My last seven years as a Chicagoan were spent in the Near West and #Pilsen neighborhoods–at roughly 15th and Blue Island and 16th and Halsted. I loved living there so much. Prior to moving to Pilsen, a neighborhood called Logan Square was home for nine years, and it was quickly gentrifying to the point where I didn’t recognize Logan for Logan. I knew I had to leave. When I was looking for a place to buy in 2009, I remembered going to an arts district event at 18th and Halsted and really liking my experience. I didn’t know anyone who lived in Pilsen and all of my friends were North Siders, but I thought, Why not move to Pilsen. It was something new. And in the process I fell in love with Chicago again, which kind of shocked me. I had been out of love with Chicago for quite awhile.

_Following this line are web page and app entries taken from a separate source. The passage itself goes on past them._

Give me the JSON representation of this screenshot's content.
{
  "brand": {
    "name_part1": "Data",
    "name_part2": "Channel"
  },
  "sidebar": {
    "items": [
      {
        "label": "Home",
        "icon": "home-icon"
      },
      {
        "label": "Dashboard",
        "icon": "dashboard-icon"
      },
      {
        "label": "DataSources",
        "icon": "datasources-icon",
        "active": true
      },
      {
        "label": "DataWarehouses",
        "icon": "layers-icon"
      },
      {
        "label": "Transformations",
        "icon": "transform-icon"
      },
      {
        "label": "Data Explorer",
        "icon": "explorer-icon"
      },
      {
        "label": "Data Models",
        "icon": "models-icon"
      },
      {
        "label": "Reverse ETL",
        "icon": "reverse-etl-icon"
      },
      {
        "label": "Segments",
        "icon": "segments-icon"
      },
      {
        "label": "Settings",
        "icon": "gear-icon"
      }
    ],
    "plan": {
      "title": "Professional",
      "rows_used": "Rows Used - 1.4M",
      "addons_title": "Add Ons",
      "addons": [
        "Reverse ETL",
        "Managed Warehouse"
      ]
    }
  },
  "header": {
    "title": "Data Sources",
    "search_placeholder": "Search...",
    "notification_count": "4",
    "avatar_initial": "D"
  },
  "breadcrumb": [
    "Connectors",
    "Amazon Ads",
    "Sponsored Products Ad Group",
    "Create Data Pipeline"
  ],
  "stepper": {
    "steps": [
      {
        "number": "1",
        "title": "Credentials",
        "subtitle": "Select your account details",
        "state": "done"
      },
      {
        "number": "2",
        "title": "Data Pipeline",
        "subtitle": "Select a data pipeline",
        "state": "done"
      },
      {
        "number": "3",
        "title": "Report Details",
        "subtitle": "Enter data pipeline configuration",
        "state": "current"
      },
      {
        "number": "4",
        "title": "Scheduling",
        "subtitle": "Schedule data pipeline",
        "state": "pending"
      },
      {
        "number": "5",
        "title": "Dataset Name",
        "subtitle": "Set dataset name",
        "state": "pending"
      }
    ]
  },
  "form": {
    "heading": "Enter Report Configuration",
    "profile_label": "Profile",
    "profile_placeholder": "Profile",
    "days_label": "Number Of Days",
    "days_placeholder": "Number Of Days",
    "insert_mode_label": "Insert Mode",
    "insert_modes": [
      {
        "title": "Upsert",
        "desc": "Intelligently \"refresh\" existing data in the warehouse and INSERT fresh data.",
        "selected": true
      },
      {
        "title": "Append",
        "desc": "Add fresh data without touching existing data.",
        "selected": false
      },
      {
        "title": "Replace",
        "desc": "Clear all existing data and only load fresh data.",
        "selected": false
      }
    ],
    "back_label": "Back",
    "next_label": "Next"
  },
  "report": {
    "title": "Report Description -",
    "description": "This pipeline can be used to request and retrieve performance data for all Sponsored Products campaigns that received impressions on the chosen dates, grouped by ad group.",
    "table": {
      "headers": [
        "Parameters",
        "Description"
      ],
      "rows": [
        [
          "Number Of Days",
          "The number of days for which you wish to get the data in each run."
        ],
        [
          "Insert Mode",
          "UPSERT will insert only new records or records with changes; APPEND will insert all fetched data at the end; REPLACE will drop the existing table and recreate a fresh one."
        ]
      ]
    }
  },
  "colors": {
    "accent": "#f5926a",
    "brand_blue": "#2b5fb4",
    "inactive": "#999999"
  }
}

La vida Pilsen was great. It had its fair share of challenges (crime, some neglected buildings, and so on). But the benefits far outweighed the challenges. There were restaurants and coffee shops (really miss the family-run coffee shop, Kristoffer’s on Halsted, sniff). There was the Mexican Museum of Art. There were the sweet abuelas, tias, and tios who swept the sidewalks outside their homes.
There was the annual Slow & Low Lowrider Festival (I absolutely loved this):
And then there were murals, created by artists from all over the world:
I guess Pilsen was a prelude to moving to Jackson, Mississippi. I like living in places that are kind of foreign to me because it forces me to learn and adapt. Here’s to preludes and living in places unfamiliar.